world map with emerging markets banner


Britain is leaving the EU. Whatever the outcome of the Brexit negotiations, business with our traditional partners in Europe will never be quite the same. It provides companies with a strong incentive to explore new high-growth markets.

From the already well established BRICS (Brazil, Russia, India, China and South Africa) to the less familiar MINTs (Mexico, Indonesia, Nigeria and Turkey), these markets present British companies with the tempting prospect of rapidly growing populations, a growing though under-supplied middle class, a new generation of urban consumers wanting to improve their life style and quality of life, and large national investment projects. As Europe remains stagnant, there is the chance for British companies to pin their longer-term success to some of the fastest growing and most exciting markets that the world has ever known.


At the same time, these same high-growth markets have a high level of risk, and exporters need to build a risk management programme into their go-to-market strategies. Aside from political risk (for example regime change, social and political unrest or unseating of the head-of-state), there are less obvious risks such as economic volatility due to excessive dependence on extractives, raw materials or commodities. Many of these countries are ruled by authoritarian regimes, which can make sudden decisions on tariffs, quotas or foreign exchange which can dramatically affect terms of trade. Finally there is the important issue of different cultures of business based on age-old traditions, and ethical norms which are very different from our own. In particular, one of the highest risks for British companies is dealing with the corruption that is endemic at every level of society, business and government.


Our new one day training course, taking place in London on 25th May, will explore these issues - and more - through case studies from some of the main emerging markets, role-playing, negotiation simulation, and a lively exchange of best practice, which will equip exporters to approach the new markets with renewed confidence.


Presented by Brook Horowitz, who has extensive experience in working with a number of high-growth markets.

Brook worked during the early part of his career with TI Group (later merged into Smiths Group) in the UK, and GE. A fluent Russian speaker, he was responsible for developing GE’s business in the Soviet Union from 1989 to 1991. Much of his subsequent career with GE in the nineties was spent in Russia, Hungary and the newly emerged “transition” economies of Central and Eastern Europe. He was also responsible for sales and marketing for Europe for one of GE’s business units.
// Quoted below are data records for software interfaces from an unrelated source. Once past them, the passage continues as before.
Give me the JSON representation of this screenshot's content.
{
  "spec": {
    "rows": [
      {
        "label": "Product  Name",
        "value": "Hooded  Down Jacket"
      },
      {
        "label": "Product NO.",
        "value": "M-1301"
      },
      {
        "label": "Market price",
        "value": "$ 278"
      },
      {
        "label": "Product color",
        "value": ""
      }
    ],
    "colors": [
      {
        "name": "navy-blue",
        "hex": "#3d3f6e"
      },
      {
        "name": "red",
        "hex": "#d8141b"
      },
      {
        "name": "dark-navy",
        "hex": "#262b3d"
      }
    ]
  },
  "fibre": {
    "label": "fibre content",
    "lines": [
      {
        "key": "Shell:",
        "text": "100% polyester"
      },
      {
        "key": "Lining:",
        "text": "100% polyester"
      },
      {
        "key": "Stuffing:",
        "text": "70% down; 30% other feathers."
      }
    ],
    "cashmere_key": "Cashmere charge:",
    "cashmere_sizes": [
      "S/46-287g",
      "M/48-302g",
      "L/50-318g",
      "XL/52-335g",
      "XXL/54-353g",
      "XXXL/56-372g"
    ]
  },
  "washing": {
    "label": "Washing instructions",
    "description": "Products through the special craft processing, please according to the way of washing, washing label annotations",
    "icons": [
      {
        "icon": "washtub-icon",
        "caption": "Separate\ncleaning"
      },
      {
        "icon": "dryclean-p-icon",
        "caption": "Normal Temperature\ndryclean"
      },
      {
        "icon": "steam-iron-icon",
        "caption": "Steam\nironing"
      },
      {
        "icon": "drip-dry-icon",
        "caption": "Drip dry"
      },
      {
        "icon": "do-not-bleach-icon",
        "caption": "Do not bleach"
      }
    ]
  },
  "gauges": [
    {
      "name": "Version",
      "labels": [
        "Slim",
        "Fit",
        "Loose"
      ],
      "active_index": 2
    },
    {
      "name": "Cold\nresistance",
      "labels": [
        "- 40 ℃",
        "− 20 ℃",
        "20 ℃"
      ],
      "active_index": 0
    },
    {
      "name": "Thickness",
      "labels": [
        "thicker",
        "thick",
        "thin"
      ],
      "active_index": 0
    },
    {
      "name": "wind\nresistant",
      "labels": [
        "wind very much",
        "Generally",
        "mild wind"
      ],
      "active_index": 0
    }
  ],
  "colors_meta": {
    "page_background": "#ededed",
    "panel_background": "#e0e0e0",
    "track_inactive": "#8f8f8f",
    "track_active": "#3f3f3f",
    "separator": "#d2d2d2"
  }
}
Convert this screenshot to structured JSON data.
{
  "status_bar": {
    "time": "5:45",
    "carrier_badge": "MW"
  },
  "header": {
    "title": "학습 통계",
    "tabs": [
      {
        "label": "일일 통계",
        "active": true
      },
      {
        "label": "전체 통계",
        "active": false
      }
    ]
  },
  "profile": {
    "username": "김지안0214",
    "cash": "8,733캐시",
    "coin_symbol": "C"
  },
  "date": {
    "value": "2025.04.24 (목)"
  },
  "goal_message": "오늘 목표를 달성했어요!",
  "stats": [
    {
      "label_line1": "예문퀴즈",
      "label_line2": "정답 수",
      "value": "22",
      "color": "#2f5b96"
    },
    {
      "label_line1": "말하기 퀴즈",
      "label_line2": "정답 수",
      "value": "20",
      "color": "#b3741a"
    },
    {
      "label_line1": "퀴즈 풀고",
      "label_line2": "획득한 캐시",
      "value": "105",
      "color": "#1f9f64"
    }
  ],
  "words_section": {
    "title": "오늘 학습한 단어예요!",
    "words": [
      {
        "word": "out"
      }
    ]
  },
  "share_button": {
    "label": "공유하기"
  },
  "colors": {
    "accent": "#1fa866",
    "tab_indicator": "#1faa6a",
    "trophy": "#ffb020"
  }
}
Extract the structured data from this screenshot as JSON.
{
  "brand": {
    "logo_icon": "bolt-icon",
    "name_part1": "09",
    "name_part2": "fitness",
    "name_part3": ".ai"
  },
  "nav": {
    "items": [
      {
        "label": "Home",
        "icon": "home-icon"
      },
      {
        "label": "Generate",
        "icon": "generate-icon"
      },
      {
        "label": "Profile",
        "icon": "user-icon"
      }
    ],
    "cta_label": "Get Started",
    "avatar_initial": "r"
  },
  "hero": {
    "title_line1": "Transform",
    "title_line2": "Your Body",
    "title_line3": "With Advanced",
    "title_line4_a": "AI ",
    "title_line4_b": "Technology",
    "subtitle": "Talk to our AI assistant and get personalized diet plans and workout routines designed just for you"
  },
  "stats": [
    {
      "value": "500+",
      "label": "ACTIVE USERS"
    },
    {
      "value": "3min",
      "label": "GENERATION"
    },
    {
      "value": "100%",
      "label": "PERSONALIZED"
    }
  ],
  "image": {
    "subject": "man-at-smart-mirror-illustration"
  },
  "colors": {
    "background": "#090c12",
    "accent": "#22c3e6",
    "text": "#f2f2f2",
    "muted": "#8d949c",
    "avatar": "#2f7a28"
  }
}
In more recent times, he has operated in China, Turkey, Vietnam, and has experience working with a number of other high-growth markets. He runs his own consultancy, “Culture of Business”, and is CEO of an NGO, IBLF Global, which promotes responsible business practices in emerging and developing markets. From 2013 to 2015, he was co-chair of the Business 20 (B-20), a group of leading multinationals advising the G-20 government on policies and laws. Brook is a graduate of Cambridge and Harvard Universities.

Book your place today -